Unless there is an apparent limitation in the Lease Agreement, a tenant is entitled to make the desired changes without first seeking the landlord's permission. Hopefully, the renter has previously analysed the lease conditions to determine whether they require the consent.
The Clause in the Lease dealing with the alterations is likely to be either:
Where the Clause has been qualified, the Lease may state that agreement to a change cannot be 'withheld or delayed in an unreasonable manner'. If the change is also an improvement, these terms may be assumed by statute (section 19(2) Landlord and Tenant Act 1927), even if not mentioned explicitly.
When deciding whether to agree to a qualified clause, the landlord must be guided by an objective "reasonable person" criteria. If consent is denied, it must be demonstrated that a reasonably prudent Landlord would have declined for the same reason.
Some examples of refusal to consent include:
When the clause demands that consent not be unreasonably delayed, the landlord must respond within a reasonable time frame. While there is no statutory definition of a "reasonable period," it will be in the form of days or weeks rather than months. Landlords should therefore act quickly when assessing applications to avoid appearing to be unreasonable.
If consent is refused and the tenant proceeds with the work, their conduct may constitute a breach of the lease.

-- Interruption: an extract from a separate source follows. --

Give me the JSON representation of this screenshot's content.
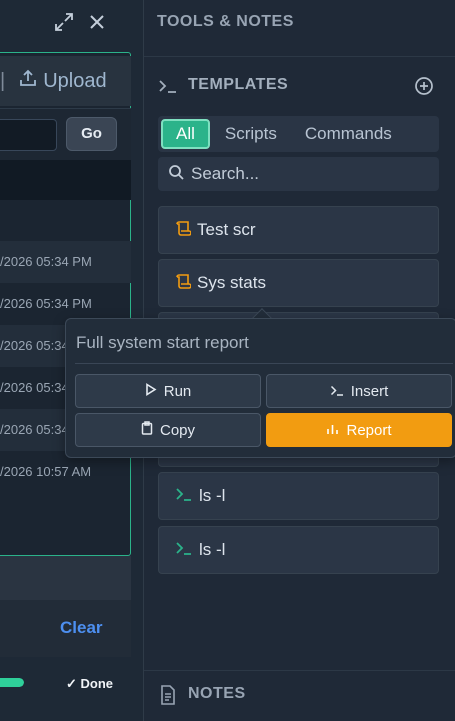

The landlord may attempt to terminate the lease via forfeiture, an injunction to prevent further work and remove any unlawful alterations, and/or a claim for damages against the tenant.
If a tenant believes the landlord's refusal was unreasonable, or the landlord failed to offer consent within a reasonable period (as required under the lease), the tenant may: